Peter’s houses cost more in materials than labor. Loma and other natives from Lofa County helped build them. Some were carpenters and masons working to pay off court fines.
Even though Peter was very successful, he never felt socially comfortable with the Americo-Liberians. He met with them for business matters, but he didn’t attend many parties. He knew that some Americo-Liberians in Monrovia, and some educated natives made fun of the way he talked and ran his court.
He married an upriver Americo-Liberian woman from the town of Virginia, which was unusual in those days. Since the upriver Americo-Liberians were uneducated, it was an honor for her to marry a judge and live in Monrovia. Peter’s three sons were well educated in the United States. His oldest son graduated from Ohio State University with a degree in chemistry.
A Visit with Jallah in the 1970s
During the 1970s, I visited with Peter in his office in the Interior Ministry Building. He said, “B.G., you’re getting old. What are you doing?”
“I’m in school teaching.”
“Oh, boy! We have to make Lofa strong. That’s where all the brains come from.”
Our Love Story

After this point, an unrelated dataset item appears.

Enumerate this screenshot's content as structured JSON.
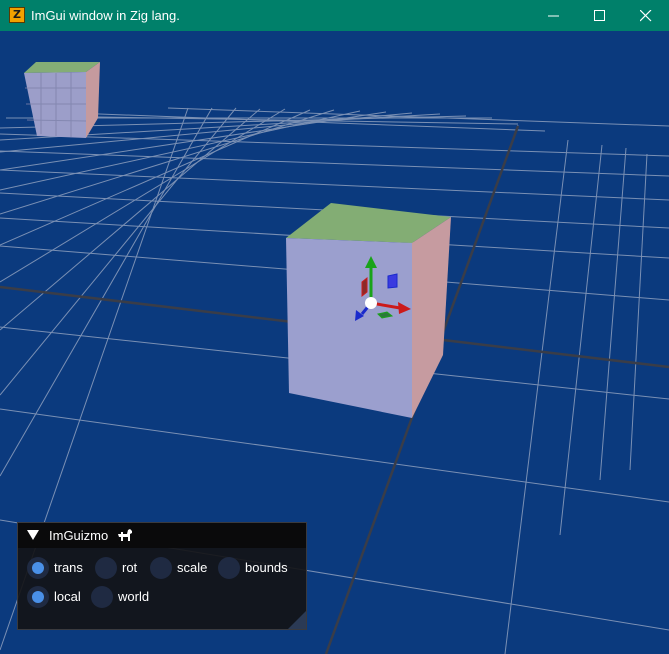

After my husband died in 2009, I wrote our love story to honor him and tell how God worked in our lives.